— About this exercise —
Extract all of the data and reproduce it precisely.

— Provided records —
::::

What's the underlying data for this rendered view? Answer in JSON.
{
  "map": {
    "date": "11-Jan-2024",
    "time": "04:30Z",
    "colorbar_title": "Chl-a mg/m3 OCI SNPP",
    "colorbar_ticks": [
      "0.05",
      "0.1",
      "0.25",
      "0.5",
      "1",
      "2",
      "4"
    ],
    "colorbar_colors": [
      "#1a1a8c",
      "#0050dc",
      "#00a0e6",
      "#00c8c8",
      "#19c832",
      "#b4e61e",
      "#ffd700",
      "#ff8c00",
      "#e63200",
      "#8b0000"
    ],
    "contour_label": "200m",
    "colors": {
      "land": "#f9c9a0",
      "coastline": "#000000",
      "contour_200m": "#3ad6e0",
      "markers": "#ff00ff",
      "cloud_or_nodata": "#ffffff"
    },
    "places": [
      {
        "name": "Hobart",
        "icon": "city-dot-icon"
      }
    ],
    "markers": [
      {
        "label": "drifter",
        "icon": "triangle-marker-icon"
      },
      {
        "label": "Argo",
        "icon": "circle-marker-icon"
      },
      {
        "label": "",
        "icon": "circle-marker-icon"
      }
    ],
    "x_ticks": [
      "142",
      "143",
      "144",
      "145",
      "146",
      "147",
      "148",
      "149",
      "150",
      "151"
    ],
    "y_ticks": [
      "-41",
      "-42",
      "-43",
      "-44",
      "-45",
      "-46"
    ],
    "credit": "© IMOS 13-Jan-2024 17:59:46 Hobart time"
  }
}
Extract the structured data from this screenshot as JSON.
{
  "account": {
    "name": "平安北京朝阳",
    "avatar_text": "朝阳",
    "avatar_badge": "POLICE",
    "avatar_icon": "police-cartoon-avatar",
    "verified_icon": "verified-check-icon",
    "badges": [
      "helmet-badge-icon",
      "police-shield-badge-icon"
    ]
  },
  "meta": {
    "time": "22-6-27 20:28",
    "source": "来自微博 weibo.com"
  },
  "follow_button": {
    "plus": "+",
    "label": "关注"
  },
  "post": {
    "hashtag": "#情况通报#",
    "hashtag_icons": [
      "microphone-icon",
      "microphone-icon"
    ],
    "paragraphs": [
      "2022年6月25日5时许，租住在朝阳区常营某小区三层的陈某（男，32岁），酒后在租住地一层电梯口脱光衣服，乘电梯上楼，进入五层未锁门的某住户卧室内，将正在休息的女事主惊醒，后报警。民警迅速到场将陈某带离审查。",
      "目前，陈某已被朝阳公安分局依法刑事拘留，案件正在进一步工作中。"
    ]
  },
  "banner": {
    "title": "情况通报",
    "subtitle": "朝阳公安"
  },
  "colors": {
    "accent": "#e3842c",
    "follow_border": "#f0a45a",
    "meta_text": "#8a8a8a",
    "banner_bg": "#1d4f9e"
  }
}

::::

— Solution —
What's the underlying data for this rendered view? Answer in JSON.
{
  "map": {
    "date": "11-Jan-2024",
    "time": "04:30Z",
    "colorbar_title": "Chl-a mg/m3 OCI SNPP",
    "colorbar_ticks": [
      "0.05",
      "0.1",
      "0.25",
      "0.5",
      "1",
      "2",
      "4"
    ],
    "colorbar_colors": [
      "#1a1a8c",
      "#0050dc",
      "#00a0e6",
      "#00c8c8",
      "#19c832",
      "#b4e61e",
      "#ffd700",
      "#ff8c00",
      "#e63200",
      "#8b0000"
    ],
    "contour_label": "200m",
    "colors": {
      "land": "#f9c9a0",
      "coastline": "#000000",
      "contour_200m": "#3ad6e0",
      "markers": "#ff00ff",
      "cloud_or_nodata": "#ffffff"
    },
    "places": [
      {
        "name": "Hobart",
        "icon": "city-dot-icon"
      }
    ],
    "markers": [
      {
        "label": "drifter",
        "icon": "triangle-marker-icon"
      },
      {
        "label": "Argo",
        "icon": "circle-marker-icon"
      },
      {
        "label": "",
        "icon": "circle-marker-icon"
      }
    ],
    "x_ticks": [
      "142",
      "143",
      "144",
      "145",
      "146",
      "147",
      "148",
      "149",
      "150",
      "151"
    ],
    "y_ticks": [
      "-41",
      "-42",
      "-43",
      "-44",
      "-45",
      "-46"
    ],
    "credit": "© IMOS 13-Jan-2024 17:59:46 Hobart time"
  }
}
Extract the structured data from this screenshot as JSON.
{
  "account": {
    "name": "平安北京朝阳",
    "avatar_text": "朝阳",
    "avatar_badge": "POLICE",
    "avatar_icon": "police-cartoon-avatar",
    "verified_icon": "verified-check-icon",
    "badges": [
      "helmet-badge-icon",
      "police-shield-badge-icon"
    ]
  },
  "meta": {
    "time": "22-6-27 20:28",
    "source": "来自微博 weibo.com"
  },
  "follow_button": {
    "plus": "+",
    "label": "关注"
  },
  "post": {
    "hashtag": "#情况通报#",
    "hashtag_icons": [
      "microphone-icon",
      "microphone-icon"
    ],
    "paragraphs": [
      "2022年6月25日5时许，租住在朝阳区常营某小区三层的陈某（男，32岁），酒后在租住地一层电梯口脱光衣服，乘电梯上楼，进入五层未锁门的某住户卧室内，将正在休息的女事主惊醒，后报警。民警迅速到场将陈某带离审查。",
      "目前，陈某已被朝阳公安分局依法刑事拘留，案件正在进一步工作中。"
    ]
  },
  "banner": {
    "title": "情况通报",
    "subtitle": "朝阳公安"
  },
  "colors": {
    "accent": "#e3842c",
    "follow_border": "#f0a45a",
    "meta_text": "#8a8a8a",
    "banner_bg": "#1d4f9e"
  }
}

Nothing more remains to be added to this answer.